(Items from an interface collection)
═══

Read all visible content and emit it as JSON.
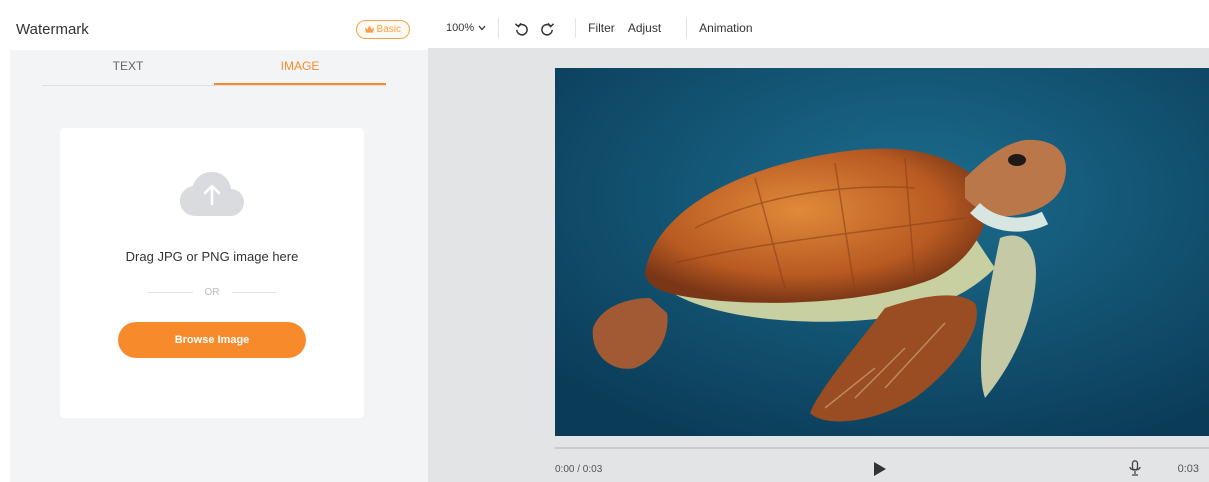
{
  "panel": {
    "title": "Watermark",
    "badge": "Basic",
    "badge_icon": "crown-icon",
    "tabs": [
      {
        "label": "TEXT",
        "active": false
      },
      {
        "label": "IMAGE",
        "active": true
      }
    ],
    "upload": {
      "icon": "cloud-upload-icon",
      "drag_text": "Drag JPG or PNG image here",
      "or_text": "OR",
      "browse_label": "Browse Image"
    }
  },
  "toolbar": {
    "zoom": "100%",
    "undo_icon": "undo-icon",
    "redo_icon": "redo-icon",
    "items": [
      "Filter",
      "Adjust",
      "Animation"
    ]
  },
  "player": {
    "time": "0:00 / 0:03",
    "duration": "0:03",
    "play_icon": "play-icon",
    "mic_icon": "microphone-icon",
    "progress": 0
  },
  "colors": {
    "accent": "#f78a2b",
    "panel_bg": "#f3f4f6",
    "stage_bg": "#e3e4e6",
    "preview_bg": "#0f4d6c"
  }
}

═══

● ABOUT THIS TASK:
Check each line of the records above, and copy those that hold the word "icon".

● SOLVED EXERCISE:
    "badge_icon": "crown-icon",
      "icon": "cloud-upload-icon",
    "undo_icon": "undo-icon",
    "redo_icon": "redo-icon",
    "play_icon": "play-icon",
    "mic_icon": "microphone-icon",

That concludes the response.